There will be revolution within organizations that do not fully recognize maintenance as a core business requirement or establish the necessary core competencies for maintenance. The bill will come due for the CFO (chief financial officer), COO (chief operating officer), and other C-positions in those operations that have subscribed to the pay-me-later syndrome for deferred maintenance. There will be a revolution within those operations that do not have a CMO (chief maintenance officer) and have heavy losses from gambling with maintenance costs.

Some inhouse maintenance leaders will lose, too, and have little or no time left before the profit-centered contract maintenance option provides the best (or only) option for a real solution to survival of the business.

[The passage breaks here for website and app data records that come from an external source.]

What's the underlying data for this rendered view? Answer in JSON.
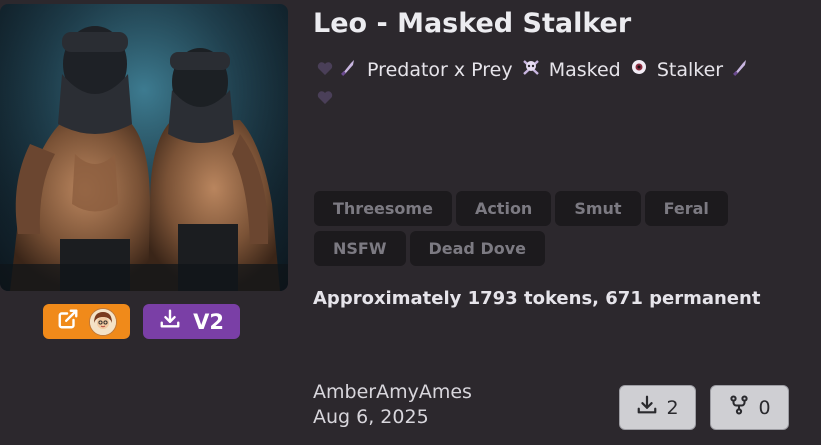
{
  "bot": {
    "title": "Leo - Masked Stalker",
    "tagline": {
      "icons": [
        "purple-heart-icon",
        "knife-icon",
        "skull-crossbones-icon",
        "eye-icon",
        "knife-icon",
        "purple-heart-icon"
      ],
      "part1": "Predator x Prey",
      "part2": "Masked",
      "part3": "Stalker"
    },
    "tags": [
      "Threesome",
      "Action",
      "Smut",
      "Feral",
      "NSFW",
      "Dead Dove"
    ],
    "tokens_text": "Approximately 1793 tokens, 671 permanent",
    "author": "AmberAmyAmes",
    "date": "Aug 6, 2025",
    "version_label": "V2"
  },
  "stats": {
    "downloads": "2",
    "forks": "0"
  },
  "colors": {
    "background": "#2c282d",
    "open_button": "#f08a1a",
    "download_button": "#7a3fa6",
    "tag_bg": "#1c1a1d",
    "tag_text": "#7c7a82",
    "stat_button": "#cfcfd3"
  }
}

Road that never ends

We also must remember that maintenance is forever. Today some organizations have neglected maintaining core competencies in maintenance to the point that they have lost complete control. The core requirement for the maintenance process remains, but the core competency is often missing: craft skills and true maintenance leadership. In some cases, the best and only solution will be value-added outsourcing. Contract maintenance will be an even greater option and business opportunity in the future.

Total operations success

Maintenance is a core requirement for profitable survival and total operations success in both profit- centered operations and service, not-for-profit operations. If the internal core competency for maintenance is not present, it must be regained. Neglect of the past can and must be overcome.

It will be overcome with a growing number of profit-centered maintenance providers and inhouse maintenance leaders who clearly understand overall craft effectiveness, today’s best maintenance practices, and value-added maintenance service at a profit.

Today’s true maintenance leader must:

  • Take a profit-centered approach

  • Know where you are

  • Know where you want to go

  • Have strategic, operational, and tactical plans of action

  • Have a commitment to action

  • Measure and validate results and return on maintenance investment ROMI)

  • Develop profit ability and leadership ability

  • Become the chief maintenance officer of the operation.

    • Author Information
      As founder of The Maintenance Excellence Institute and President of Ralph W. Peters and PEOPLE Inc. Peters has over 30 yr of practical engineering expertise, operations management, and maintenance responsibilities in both the public and private sectors. He can be reached at 919-270-1173 or .